Segment Start: DATA TO USE

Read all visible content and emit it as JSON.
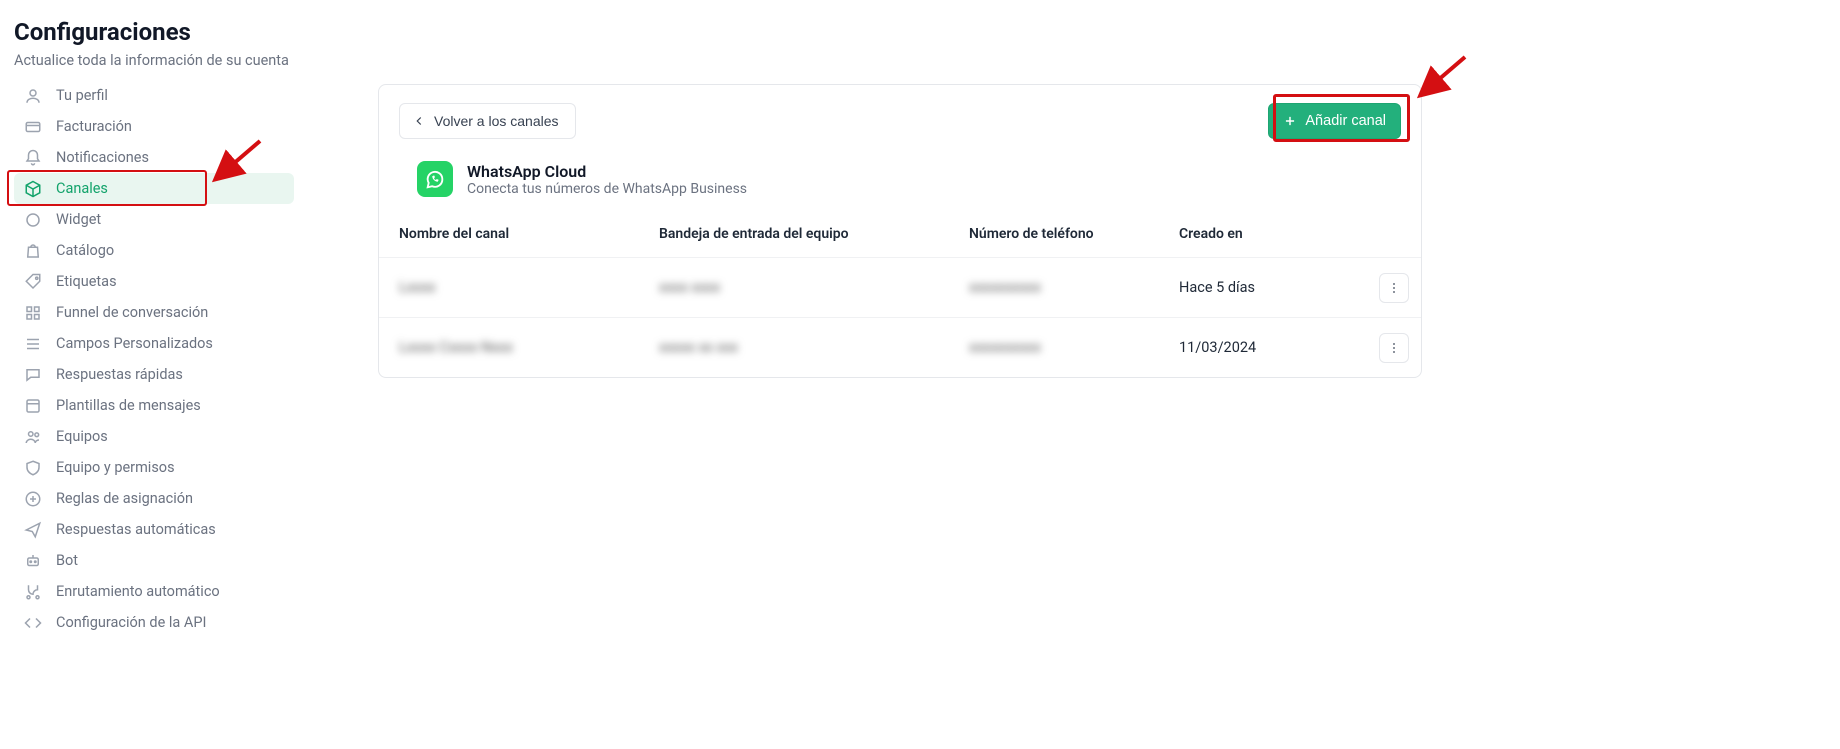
{
  "header": {
    "title": "Configuraciones",
    "subtitle": "Actualice toda la información de su cuenta"
  },
  "sidebar": {
    "items": [
      {
        "label": "Tu perfil"
      },
      {
        "label": "Facturación"
      },
      {
        "label": "Notificaciones"
      },
      {
        "label": "Canales"
      },
      {
        "label": "Widget"
      },
      {
        "label": "Catálogo"
      },
      {
        "label": "Etiquetas"
      },
      {
        "label": "Funnel de conversación"
      },
      {
        "label": "Campos Personalizados"
      },
      {
        "label": "Respuestas rápidas"
      },
      {
        "label": "Plantillas de mensajes"
      },
      {
        "label": "Equipos"
      },
      {
        "label": "Equipo y permisos"
      },
      {
        "label": "Reglas de asignación"
      },
      {
        "label": "Respuestas automáticas"
      },
      {
        "label": "Bot"
      },
      {
        "label": "Enrutamiento automático"
      },
      {
        "label": "Configuración de la API"
      }
    ]
  },
  "card": {
    "back_label": "Volver a los canales",
    "add_label": "Añadir canal",
    "channel_title": "WhatsApp Cloud",
    "channel_subtitle": "Conecta tus números de WhatsApp Business",
    "columns": {
      "name": "Nombre del canal",
      "inbox": "Bandeja de entrada del equipo",
      "phone": "Número de teléfono",
      "created": "Creado en"
    },
    "rows": [
      {
        "name": "Lxxxx",
        "inbox": "xxxx  xxxx",
        "phone": "xxxxxxxxxx",
        "created": "Hace 5 días"
      },
      {
        "name": "Lxxxx   Cxxxx Nxxx",
        "inbox": "xxxxx  xx  xxx",
        "phone": "xxxxxxxxxx",
        "created": "11/03/2024"
      }
    ]
  }
}
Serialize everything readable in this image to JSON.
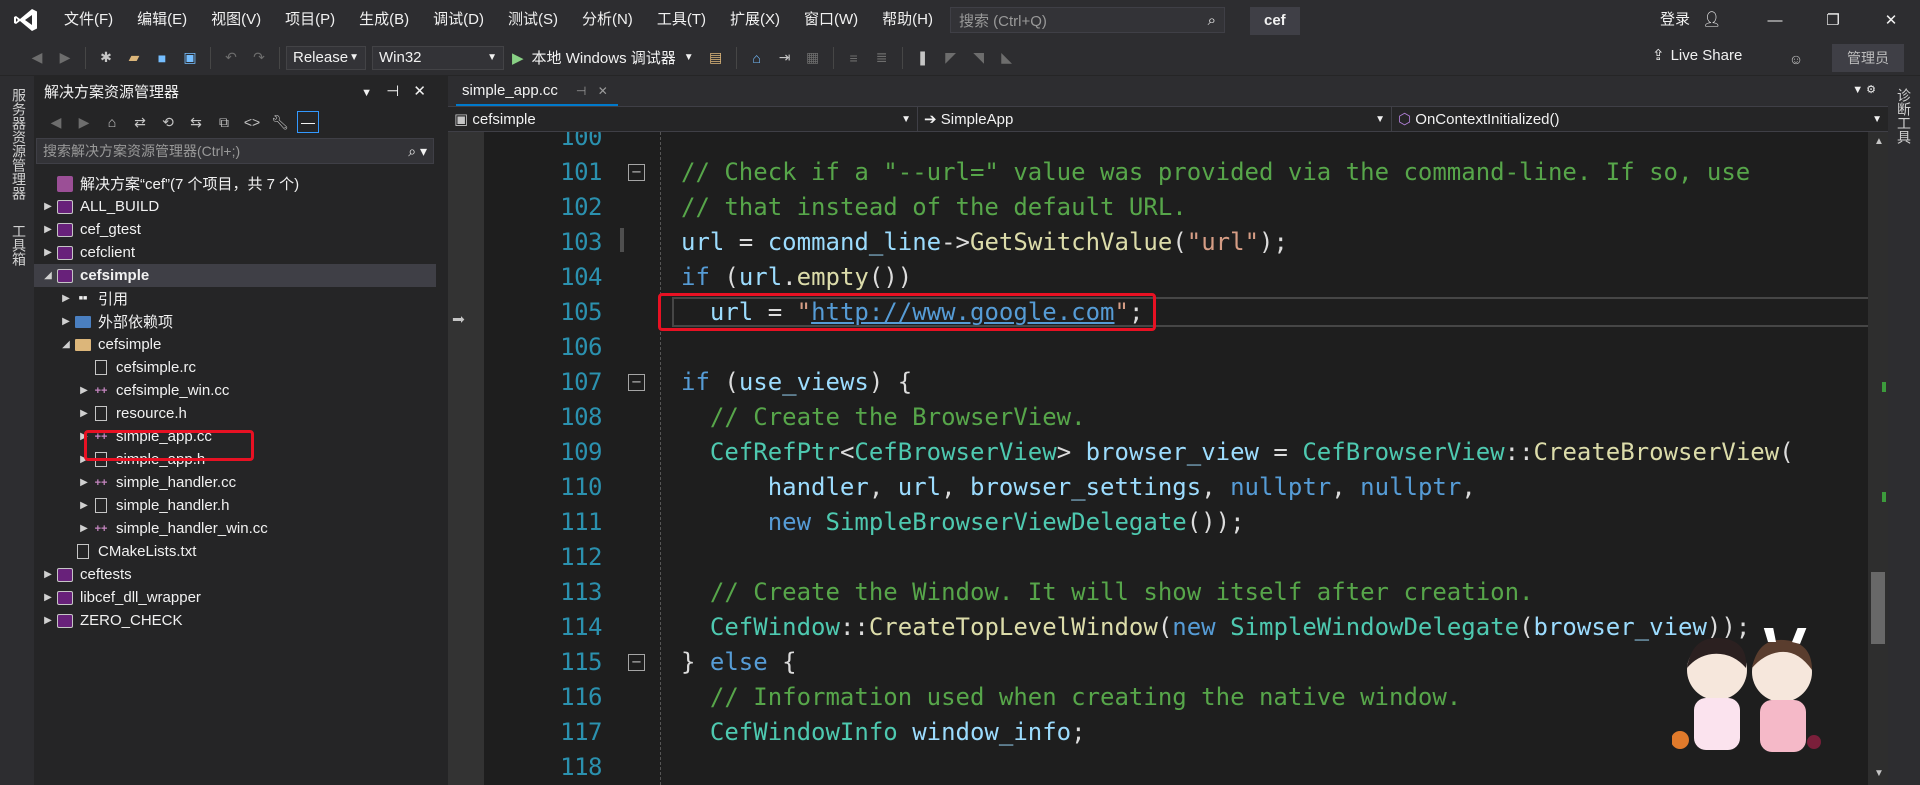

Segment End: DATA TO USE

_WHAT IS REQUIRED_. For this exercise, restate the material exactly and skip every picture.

_SOLUTION_.
Read all visible content and emit it as JSON.
{
  "header": {
    "title": "Configuraciones",
    "subtitle": "Actualice toda la información de su cuenta"
  },
  "sidebar": {
    "items": [
      {
        "label": "Tu perfil"
      },
      {
        "label": "Facturación"
      },
      {
        "label": "Notificaciones"
      },
      {
        "label": "Canales"
      },
      {
        "label": "Widget"
      },
      {
        "label": "Catálogo"
      },
      {
        "label": "Etiquetas"
      },
      {
        "label": "Funnel de conversación"
      },
      {
        "label": "Campos Personalizados"
      },
      {
        "label": "Respuestas rápidas"
      },
      {
        "label": "Plantillas de mensajes"
      },
      {
        "label": "Equipos"
      },
      {
        "label": "Equipo y permisos"
      },
      {
        "label": "Reglas de asignación"
      },
      {
        "label": "Respuestas automáticas"
      },
      {
        "label": "Bot"
      },
      {
        "label": "Enrutamiento automático"
      },
      {
        "label": "Configuración de la API"
      }
    ]
  },
  "card": {
    "back_label": "Volver a los canales",
    "add_label": "Añadir canal",
    "channel_title": "WhatsApp Cloud",
    "channel_subtitle": "Conecta tus números de WhatsApp Business",
    "columns": {
      "name": "Nombre del canal",
      "inbox": "Bandeja de entrada del equipo",
      "phone": "Número de teléfono",
      "created": "Creado en"
    },
    "rows": [
      {
        "name": "Lxxxx",
        "inbox": "xxxx  xxxx",
        "phone": "xxxxxxxxxx",
        "created": "Hace 5 días"
      },
      {
        "name": "Lxxxx   Cxxxx Nxxx",
        "inbox": "xxxxx  xx  xxx",
        "phone": "xxxxxxxxxx",
        "created": "11/03/2024"
      }
    ]
  }
}
Serialize everything readable in this image to JSON.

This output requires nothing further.